### WHAT IS NEEDED
Which lines of the material hold the word "Error"? Copy each one.

### RECORDS TO PROCESS
★ ★ ★ ★ ★
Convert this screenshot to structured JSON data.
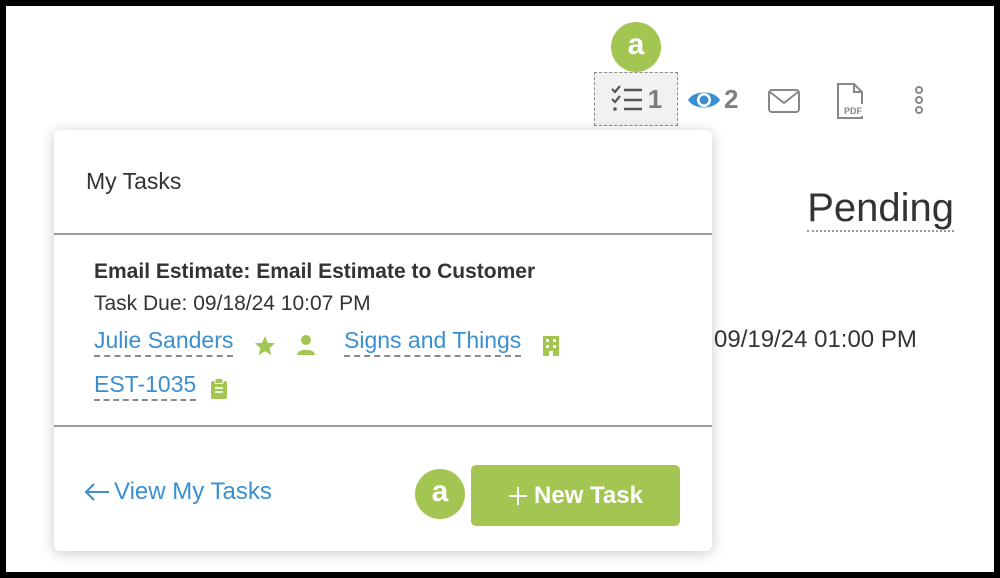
{
  "toolbar": {
    "callout_label": "a",
    "tasks_count": "1",
    "views_count": "2",
    "icons": [
      "checklist-icon",
      "eye-icon",
      "envelope-icon",
      "pdf-icon",
      "more-vert-icon"
    ],
    "pdf_label": "PDF"
  },
  "background": {
    "status": "Pending",
    "date": "09/19/24 01:00 PM"
  },
  "popup": {
    "title": "My Tasks",
    "task": {
      "title": "Email Estimate: Email Estimate to Customer",
      "due": "Task Due: 09/18/24 10:07 PM",
      "contact": "Julie Sanders",
      "company": "Signs and Things",
      "estimate": "EST-1035"
    },
    "view_link": "View My Tasks",
    "new_task_label": "New Task",
    "callout_label": "a"
  },
  "colors": {
    "accent_green": "#a3c653",
    "link_blue": "#3a8fd0",
    "eye_blue": "#3a8fd0"
  }
}
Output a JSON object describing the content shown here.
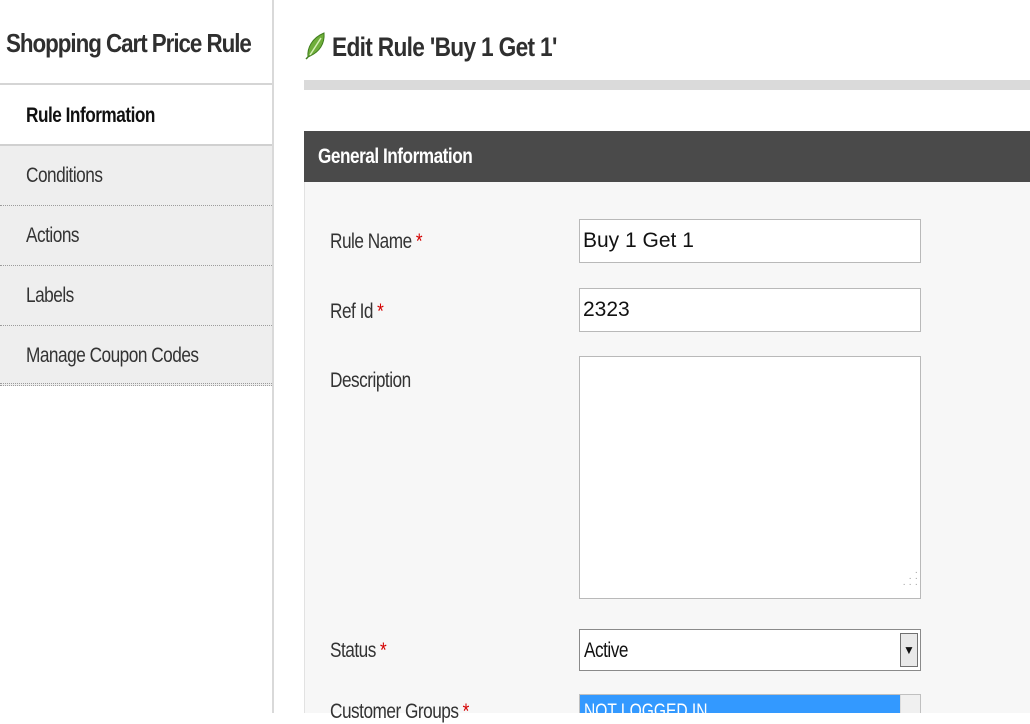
{
  "sidebar": {
    "title": "Shopping Cart Price Rule",
    "tabs": [
      {
        "label": "Rule Information",
        "active": true
      },
      {
        "label": "Conditions",
        "active": false
      },
      {
        "label": "Actions",
        "active": false
      },
      {
        "label": "Labels",
        "active": false
      },
      {
        "label": "Manage Coupon Codes",
        "active": false
      }
    ]
  },
  "header": {
    "icon": "edit-leaf-icon",
    "title": "Edit Rule 'Buy 1 Get 1'"
  },
  "section": {
    "title": "General Information",
    "required_mark": "*",
    "fields": {
      "rule_name": {
        "label": "Rule Name",
        "value": "Buy 1 Get 1"
      },
      "ref_id": {
        "label": "Ref Id",
        "value": "2323"
      },
      "description": {
        "label": "Description",
        "value": ""
      },
      "status": {
        "label": "Status",
        "value": "Active"
      },
      "customer_groups": {
        "label": "Customer Groups",
        "selected_option": "NOT LOGGED IN"
      }
    }
  },
  "colors": {
    "section_header_bg": "#4a4a4a",
    "required": "#d40000",
    "selected_option_bg": "#3399ff",
    "icon_green": "#6fae3a"
  }
}
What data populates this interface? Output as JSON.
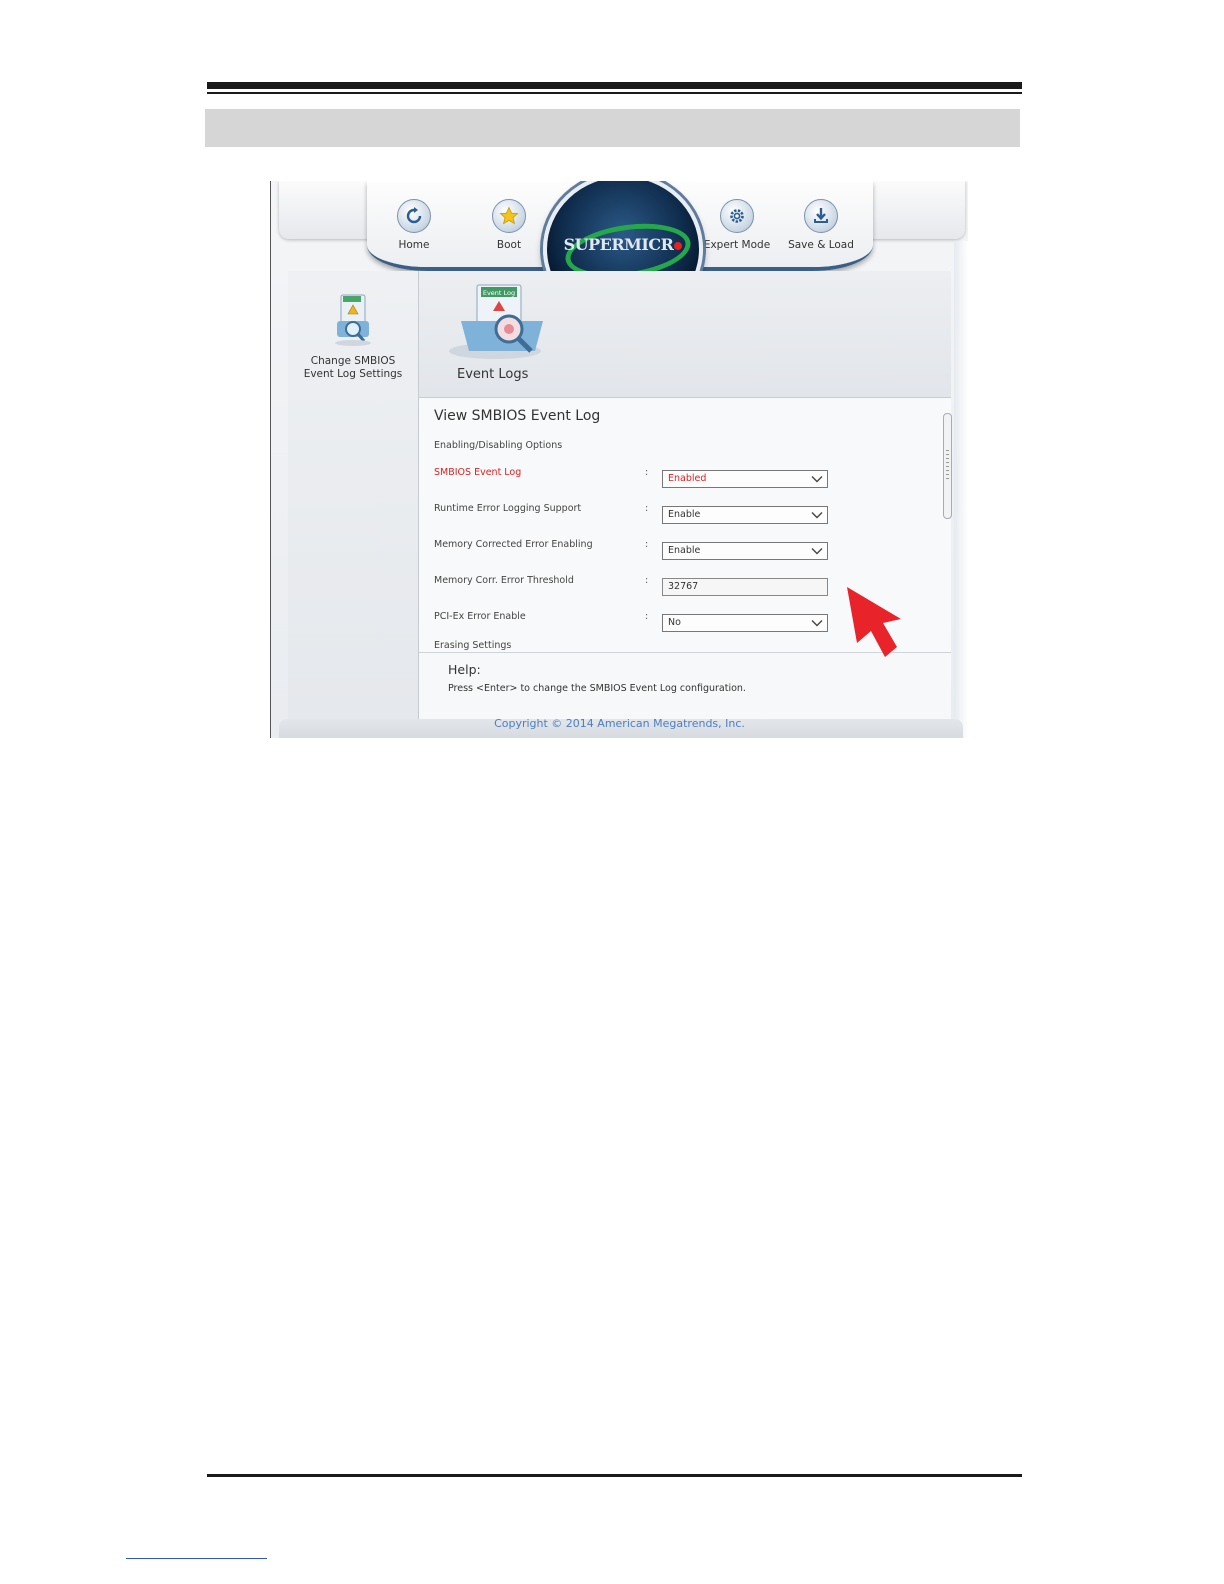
{
  "nav": {
    "home": "Home",
    "boot": "Boot",
    "expert": "Expert Mode",
    "save": "Save & Load"
  },
  "logo_text": "SUPERMICR",
  "sidebar": {
    "item_label_1": "Change SMBIOS",
    "item_label_2": "Event Log Settings",
    "icon_tag": "Event Log"
  },
  "page": {
    "title": "Event Logs",
    "icon_tag": "Event Log"
  },
  "content": {
    "section_title": "View SMBIOS Event Log",
    "subsection": "Enabling/Disabling Options",
    "rows": [
      {
        "label": "SMBIOS Event Log",
        "value": "Enabled"
      },
      {
        "label": "Runtime Error Logging Support",
        "value": "Enable"
      },
      {
        "label": "Memory Corrected Error Enabling",
        "value": "Enable"
      },
      {
        "label": "Memory Corr. Error Threshold",
        "value": "32767"
      },
      {
        "label": "PCI-Ex Error Enable",
        "value": "No"
      }
    ],
    "cut_label": "Erasing Settings"
  },
  "help": {
    "title": "Help:",
    "text": "Press <Enter> to change the SMBIOS Event Log configuration."
  },
  "copyright": "Copyright © 2014 American Megatrends, Inc.",
  "colors": {
    "active_red": "#e02020",
    "arrow_red": "#e8232a",
    "link_blue": "#4b7fc2"
  }
}
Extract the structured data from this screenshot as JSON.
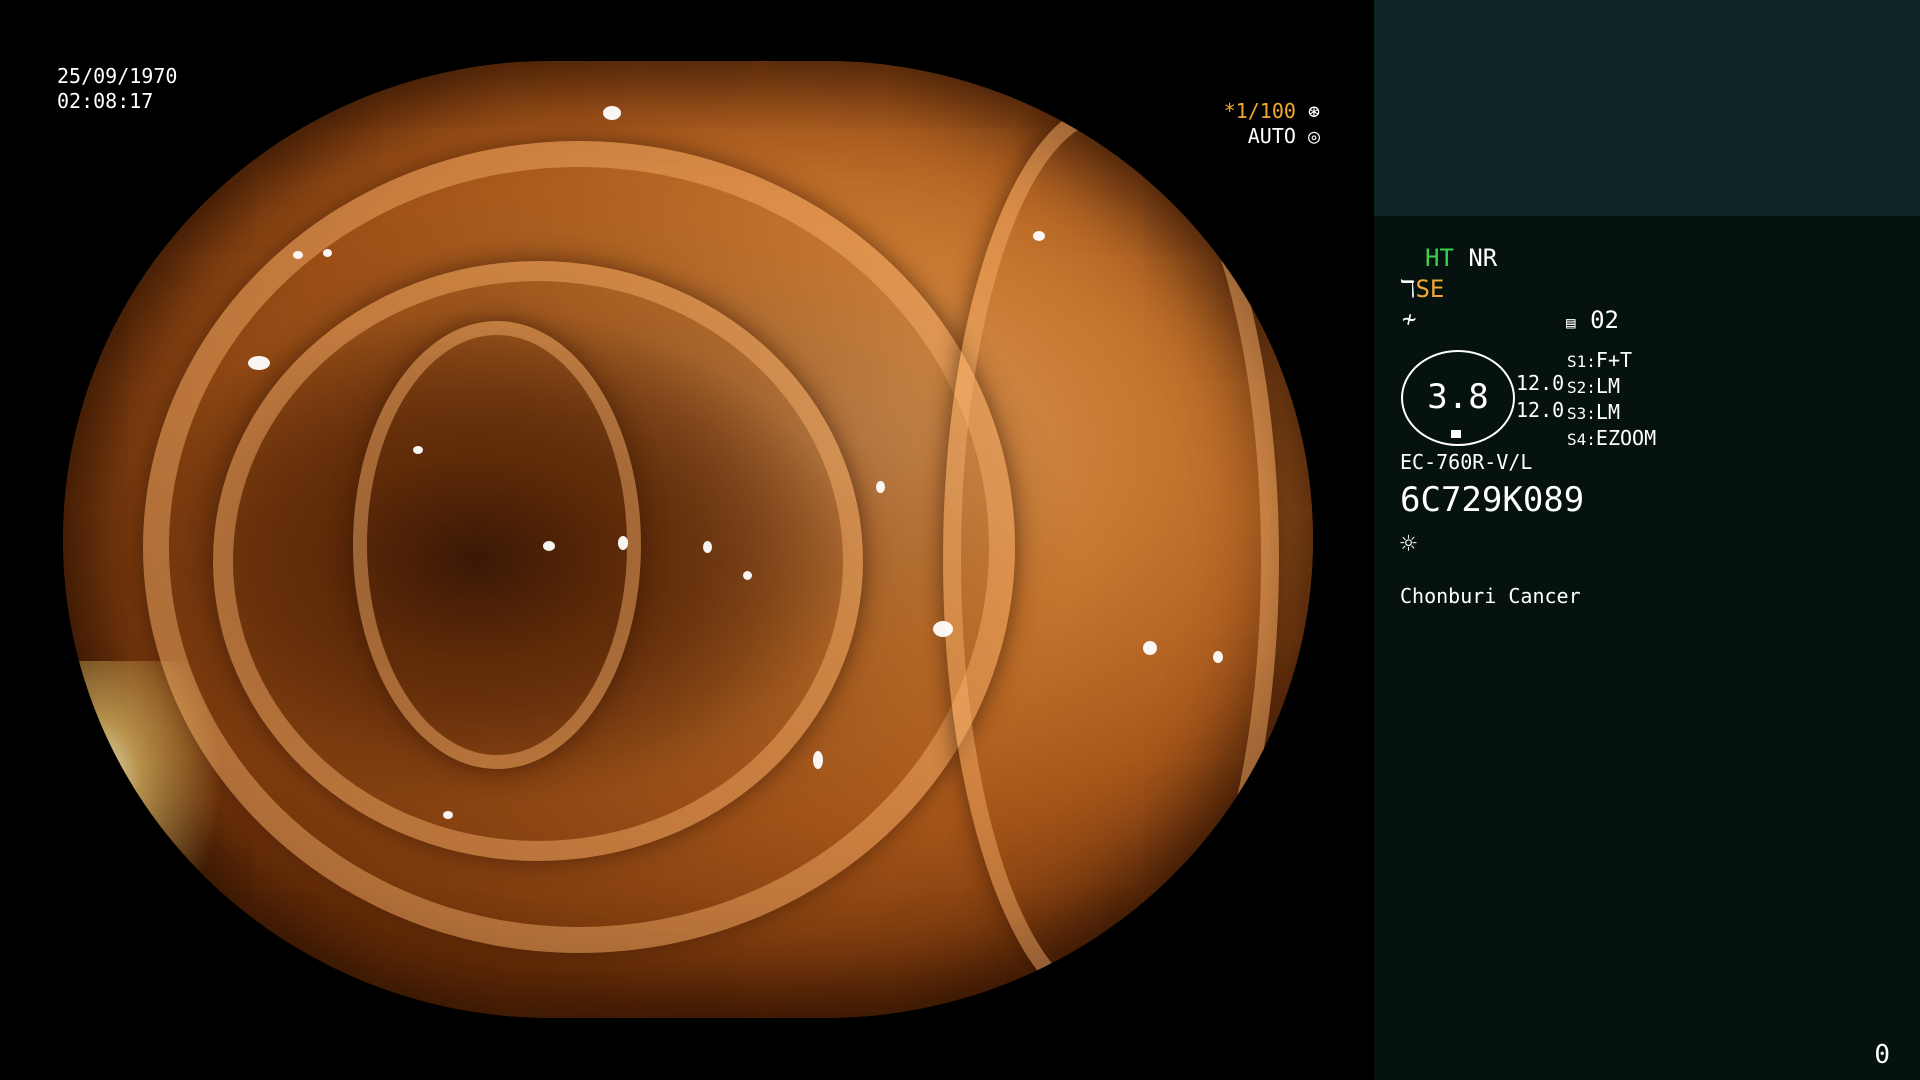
{
  "overlay": {
    "date": "25/09/1970",
    "time": "02:08:17",
    "shutter": "*1/100",
    "iris_mode": "AUTO"
  },
  "panel": {
    "ht": "HT",
    "nr": "NR",
    "se": "SE",
    "memo": "02",
    "zoom_value": "3.8",
    "value_a": "12.0",
    "value_b": "12.0",
    "switches": [
      {
        "key": "S1:",
        "value": "F+T"
      },
      {
        "key": "S2:",
        "value": "LM"
      },
      {
        "key": "S3:",
        "value": "LM"
      },
      {
        "key": "S4:",
        "value": "EZOOM"
      }
    ],
    "scope_model": "EC-760R-V/L",
    "serial": "6C729K089",
    "institution": "Chonburi Cancer",
    "frame_count": "0"
  },
  "icons": {
    "aperture": "aperture-icon",
    "iris": "iris-icon",
    "scope": "scope-icon",
    "enhancement": "enhancement-icon",
    "memory": "memory-icon",
    "light": "light-icon"
  },
  "colors": {
    "green": "#39d24a",
    "amber": "#f0a830",
    "panel_top": "#0e2426",
    "panel_bottom": "#061210"
  }
}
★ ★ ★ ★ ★
### EXPECTED ANSWER
        "label": "Runtime Error Logging Support",
        "label": "Memory Corrected Error Enabling",
        "label": "Memory Corr. Error Threshold",
        "label": "PCI-Ex Error Enable",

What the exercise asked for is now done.